Work request: In the records below, which lines include "JSON"? Copy them.

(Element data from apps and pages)
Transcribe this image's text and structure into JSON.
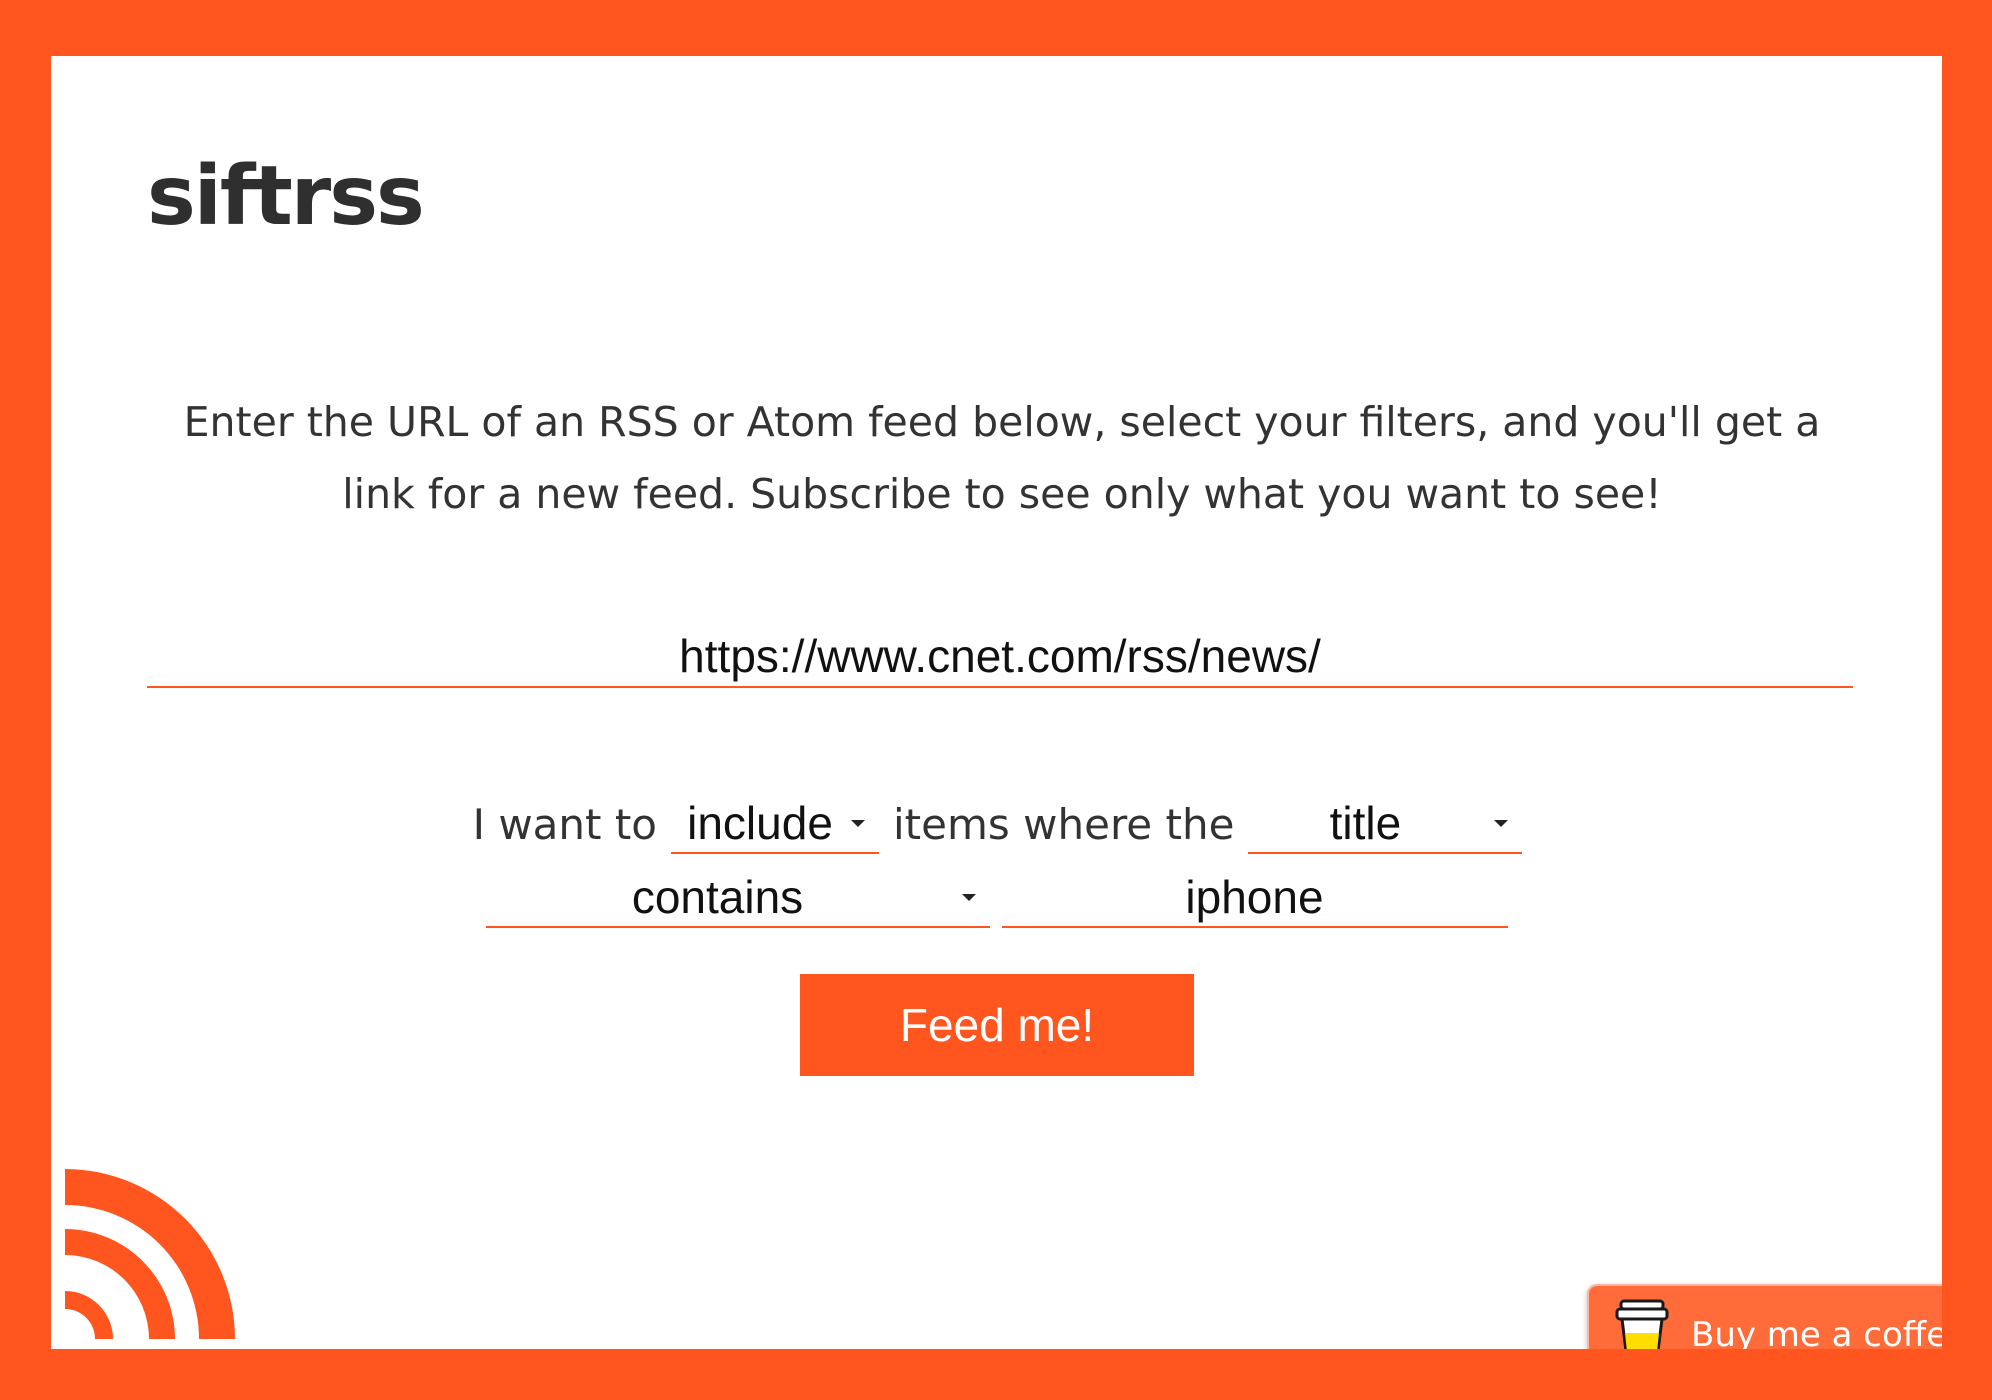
{
  "app": {
    "title": "siftrss",
    "intro": "Enter the URL of an RSS or Atom feed below, select your filters, and you'll get a link for a new feed. Subscribe to see only what you want to see!"
  },
  "form": {
    "feed_url": "https://www.cnet.com/rss/news/",
    "sentence": {
      "prefix": "I want to",
      "action": "include",
      "middle": "items where the",
      "field": "title",
      "operator": "contains",
      "value": "iphone"
    },
    "submit_label": "Feed me!"
  },
  "footer": {
    "coffee_label": "Buy me a coffee",
    "coffee_icon": "coffee-cup-icon",
    "logo_icon": "rss-icon"
  },
  "colors": {
    "accent": "#ff561f",
    "coffee_button": "#ff6c3a",
    "text": "#333333"
  }
}
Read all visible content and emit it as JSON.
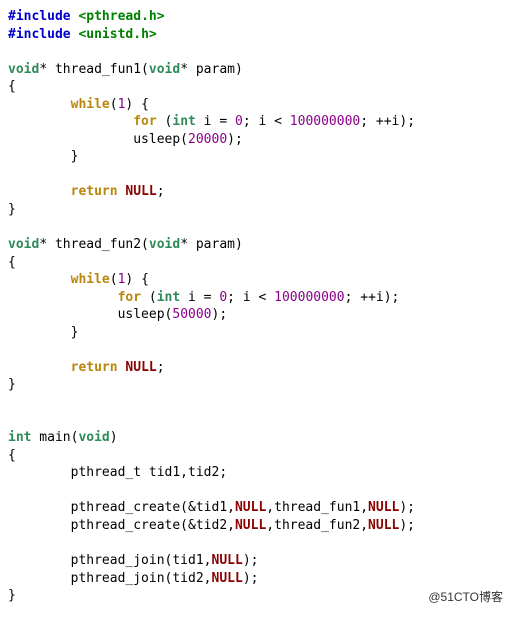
{
  "lines": [
    [
      [
        "kw-include",
        "#include "
      ],
      [
        "hdr",
        "<pthread.h>"
      ]
    ],
    [
      [
        "kw-include",
        "#include "
      ],
      [
        "hdr",
        "<unistd.h>"
      ]
    ],
    [
      [
        "",
        ""
      ]
    ],
    [
      [
        "type",
        "void"
      ],
      [
        "p",
        "* thread_fun1("
      ],
      [
        "type",
        "void"
      ],
      [
        "p",
        "* param)"
      ]
    ],
    [
      [
        "p",
        "{"
      ]
    ],
    [
      [
        "p",
        "        "
      ],
      [
        "kw",
        "while"
      ],
      [
        "p",
        "("
      ],
      [
        "num",
        "1"
      ],
      [
        "p",
        ") {"
      ]
    ],
    [
      [
        "p",
        "                "
      ],
      [
        "kw",
        "for"
      ],
      [
        "p",
        " ("
      ],
      [
        "type",
        "int"
      ],
      [
        "p",
        " i = "
      ],
      [
        "num",
        "0"
      ],
      [
        "p",
        "; i < "
      ],
      [
        "num",
        "100000000"
      ],
      [
        "p",
        "; ++i);"
      ]
    ],
    [
      [
        "p",
        "                usleep("
      ],
      [
        "num",
        "20000"
      ],
      [
        "p",
        ");"
      ]
    ],
    [
      [
        "p",
        "        }"
      ]
    ],
    [
      [
        "",
        ""
      ]
    ],
    [
      [
        "p",
        "        "
      ],
      [
        "kw",
        "return"
      ],
      [
        "p",
        " "
      ],
      [
        "null",
        "NULL"
      ],
      [
        "p",
        ";"
      ]
    ],
    [
      [
        "p",
        "}"
      ]
    ],
    [
      [
        "",
        ""
      ]
    ],
    [
      [
        "type",
        "void"
      ],
      [
        "p",
        "* thread_fun2("
      ],
      [
        "type",
        "void"
      ],
      [
        "p",
        "* param)"
      ]
    ],
    [
      [
        "p",
        "{"
      ]
    ],
    [
      [
        "p",
        "        "
      ],
      [
        "kw",
        "while"
      ],
      [
        "p",
        "("
      ],
      [
        "num",
        "1"
      ],
      [
        "p",
        ") {"
      ]
    ],
    [
      [
        "p",
        "              "
      ],
      [
        "kw",
        "for"
      ],
      [
        "p",
        " ("
      ],
      [
        "type",
        "int"
      ],
      [
        "p",
        " i = "
      ],
      [
        "num",
        "0"
      ],
      [
        "p",
        "; i < "
      ],
      [
        "num",
        "100000000"
      ],
      [
        "p",
        "; ++i);"
      ]
    ],
    [
      [
        "p",
        "              usleep("
      ],
      [
        "num",
        "50000"
      ],
      [
        "p",
        ");"
      ]
    ],
    [
      [
        "p",
        "        }"
      ]
    ],
    [
      [
        "",
        ""
      ]
    ],
    [
      [
        "p",
        "        "
      ],
      [
        "kw",
        "return"
      ],
      [
        "p",
        " "
      ],
      [
        "null",
        "NULL"
      ],
      [
        "p",
        ";"
      ]
    ],
    [
      [
        "p",
        "}"
      ]
    ],
    [
      [
        "",
        ""
      ]
    ],
    [
      [
        "",
        ""
      ]
    ],
    [
      [
        "type",
        "int"
      ],
      [
        "p",
        " main("
      ],
      [
        "type",
        "void"
      ],
      [
        "p",
        ")"
      ]
    ],
    [
      [
        "p",
        "{"
      ]
    ],
    [
      [
        "p",
        "        pthread_t tid1,tid2;"
      ]
    ],
    [
      [
        "",
        ""
      ]
    ],
    [
      [
        "p",
        "        pthread_create(&tid1,"
      ],
      [
        "null",
        "NULL"
      ],
      [
        "p",
        ",thread_fun1,"
      ],
      [
        "null",
        "NULL"
      ],
      [
        "p",
        ");"
      ]
    ],
    [
      [
        "p",
        "        pthread_create(&tid2,"
      ],
      [
        "null",
        "NULL"
      ],
      [
        "p",
        ",thread_fun2,"
      ],
      [
        "null",
        "NULL"
      ],
      [
        "p",
        ");"
      ]
    ],
    [
      [
        "",
        ""
      ]
    ],
    [
      [
        "p",
        "        pthread_join(tid1,"
      ],
      [
        "null",
        "NULL"
      ],
      [
        "p",
        ");"
      ]
    ],
    [
      [
        "p",
        "        pthread_join(tid2,"
      ],
      [
        "null",
        "NULL"
      ],
      [
        "p",
        ");"
      ]
    ],
    [
      [
        "p",
        "}"
      ]
    ]
  ],
  "watermark": "@51CTO博客"
}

Your response:
Transcribe this image's text and structure into JSON.
Read all visible content and emit it as JSON.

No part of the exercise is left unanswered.